From that perspective, it is just logical to keep very risky companies out of the portfolio, just like you would anyway keep bad companies out of your portfolio. The sustainability of long-term rewards is also material to investors, which is what ESG funds focus on.
Data on ESG funds has shown that these funds have performed equivalent to other funds and have at times outperformed the benchmarks. More conclusive data would emerge when the funds will be older enough to assess the data in a meaningful way in the Indian context.
The ESG momentum is being driven by the millennials who are distilling their social consciousness in their investments. But since the parameters are so abstract and evolving, concrete, conclusive data is hard to find and understand for an individual investor. How do you think investors can truly assess the impact and performance of these funds accurately?
ESG investing is still an evolving area. There are issues of quality data, and not all of it is objective. This has led to a disparity in the views held by investors and service providers. It is well documented that two rating agencies looking at the same company can have very different ESG Ratings.
It is therefore natural for investors to be confused or feel unable to assess the performance of ESG funds. The key here lies in assessing the ESG process followed by the asset manager. The robustness of the ESG evaluation process, the level to which ESG is integrated into investment research and the commitment of the firm (such as are they a UNPRI signatory? Do they have a dedicated ESG team?) are important factors to evaluate.
Also, with the regulators like SEBI laying stress on increased transparency in the form of BRSR, we expect the data unavailability, standardization, and assessment issues will get mitigated over time as companies will be expected to provide quantitative data in the public domain. This will make them more accountable to the millennials, and easier for fund managers to access data and integrate it into their decision-making process. However, even with data availability, the concepts around ESG assessment themselves are dynamic.
For instance, today, we may want to see the historical performance of a company to assess whether it has demonstrated responsible behavior. However, in a few years, we might want to look at future strategies and changes brought in the company’s process in recent years – a concept known as the ESG improvers. So, it largely depends on how fund managers decide to integrate the assessment in their decision-making process and how they evolve their understanding and frameworks over time.
What are the parameters and selection criteria that the SBI Magnum Equity ESG fund follows for selecting companies? What factors are predominantly important?
Let me talk about the selection procedure we follow here at SBI. The Magnum Equity ESG fund has a two-step process to determine security selection. First, we narrow down the universe of stocks covered by the research team using a set of filters that focus on ESG factors. The negative screening is focused on three areas.
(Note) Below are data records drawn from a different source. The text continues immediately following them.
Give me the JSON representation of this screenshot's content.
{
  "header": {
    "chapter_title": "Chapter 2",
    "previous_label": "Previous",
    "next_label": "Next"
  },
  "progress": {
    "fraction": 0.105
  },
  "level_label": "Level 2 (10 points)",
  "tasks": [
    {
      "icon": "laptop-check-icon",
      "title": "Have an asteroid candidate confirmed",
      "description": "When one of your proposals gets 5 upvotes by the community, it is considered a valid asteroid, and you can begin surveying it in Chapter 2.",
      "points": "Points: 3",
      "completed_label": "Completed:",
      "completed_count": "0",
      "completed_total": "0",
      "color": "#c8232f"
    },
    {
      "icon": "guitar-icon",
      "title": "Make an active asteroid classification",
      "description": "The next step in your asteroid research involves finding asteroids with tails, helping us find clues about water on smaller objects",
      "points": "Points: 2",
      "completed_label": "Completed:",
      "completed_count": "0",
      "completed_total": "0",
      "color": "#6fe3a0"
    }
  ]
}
First, it is revenue exposure for companies (greater than 5 percent) to Tobacco, Alcohol, Adult Entertainment, Gambling, and Controversial weapons (anti-personnel mines, cluster munitions). Second, is high unresolved controversies pertaining to material ESG factors. Third, are companies that score poorly on their ESG rating, where we have a minimum cut-off. The second process is security selection based on our fundamental view of the business, the attractiveness of the growth opportunity, valuations, and ESG performance (leaders or scope for material improvement).